Yeah, I mean, you said, censorship, it's just in this book, you know, that's just shown, it's shown how, how horrible it is to, you know, delete people from history or, or change.
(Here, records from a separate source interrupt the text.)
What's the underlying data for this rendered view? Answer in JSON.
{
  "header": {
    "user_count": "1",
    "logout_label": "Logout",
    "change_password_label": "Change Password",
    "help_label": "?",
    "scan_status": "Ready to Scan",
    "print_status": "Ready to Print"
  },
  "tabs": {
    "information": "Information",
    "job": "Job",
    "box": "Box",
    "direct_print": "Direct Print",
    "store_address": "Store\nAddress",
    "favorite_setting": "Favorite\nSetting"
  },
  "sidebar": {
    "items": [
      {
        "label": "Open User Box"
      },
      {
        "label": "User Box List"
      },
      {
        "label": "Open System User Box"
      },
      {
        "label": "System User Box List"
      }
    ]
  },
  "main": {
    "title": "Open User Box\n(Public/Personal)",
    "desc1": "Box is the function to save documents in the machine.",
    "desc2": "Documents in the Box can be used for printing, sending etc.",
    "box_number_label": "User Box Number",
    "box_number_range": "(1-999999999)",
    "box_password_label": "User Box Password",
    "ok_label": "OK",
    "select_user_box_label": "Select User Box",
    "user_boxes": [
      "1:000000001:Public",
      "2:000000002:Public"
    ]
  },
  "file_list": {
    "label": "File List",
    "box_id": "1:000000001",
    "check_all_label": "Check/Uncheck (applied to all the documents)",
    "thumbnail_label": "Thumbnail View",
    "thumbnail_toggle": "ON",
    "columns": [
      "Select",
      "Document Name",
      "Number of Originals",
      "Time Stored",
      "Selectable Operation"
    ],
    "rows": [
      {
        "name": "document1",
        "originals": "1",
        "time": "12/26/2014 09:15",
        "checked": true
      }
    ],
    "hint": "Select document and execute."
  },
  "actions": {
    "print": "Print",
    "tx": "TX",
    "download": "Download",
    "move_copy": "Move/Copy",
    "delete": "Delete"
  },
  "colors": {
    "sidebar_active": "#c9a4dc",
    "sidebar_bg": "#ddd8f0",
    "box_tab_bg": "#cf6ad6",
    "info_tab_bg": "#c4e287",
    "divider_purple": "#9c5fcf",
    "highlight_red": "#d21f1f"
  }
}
What kind of an impact they made in history. Cancel gold. Yeah. And so that, you know, reminded me personally, of canceled culture. And, you know, there's so many people right now that you don't even think about anymore, even if they were really important. Like, let's just take somebody like, Matt Lauer. I mean, he's been canceled for the right reasons. But it's just, it's weird to think that someone that was once revered, and on the news, and really well respected, has just been pretty much erased. I mean, you're never you're never gonna see Matt Lauer as a host of anything. I think this is the most impressive thing that George Orwell was able to predict to predict. Yeah, because everything else, the language and stuff, maybe he saw something from back then sensing as he was growing up, and maybe you say he got the idea from there. But this, it's technically exactly the same. You they don't kill you. They don't remove you they just change you. they just change you they ruin your life forever. And make you think that it's a good thing at the same time. Yeah. And everybody routes for it. I mean, it's it gets taken even further than someone like, you know, Matt Lauer. How about the removal of all the monuments lately? And, you know, they're rewriting textbooks for school, which again, we're not going to comment on whether that's good or bad. But it is something that you see. Yeah, you see, yeah, you see this today, and it definitely started in George Orwell's vision of 1984. So it just shows how ahead of his time, he really was. Well, that's why this this book was perfect for you know, first episode of The banned book club. Because really, at at the core, I think it's a book about censorship. It's the ultimate, ultimate anti censorship book. I don't know if you could read through this and by the end, not see how important it is to expose yourself to all kinds of ideas. Yeah, like, go ahead and read it, watch it and make a decision for yourself whether it's good or bad, you know, don't don't just do like they did with the two minutes hate where you just hate something without even opening it or looking into it, you know, kind of just look into it for yourself and make your own decision. Don't fall into the tribalism. Just you know, what everybody's doing around you what they think what they're angry at what they like and don't like. Use your mind to thing. Yeah, read. Don't let someone else like media or the government to to make you take the decisions that you want in life. Just think about it. read everything. Talk to everyone. And specially the people in the books and the art and the writing that makes you upset. Find out why it makes you upset. Make sure you have all the facts and then you can take a decision and make your argument about it. Well Thank you for listening check out our show notes and follow us on social media and you can find this podcast anywhere that you listen to your podcasts. And remember if a book is banned it's worth reading!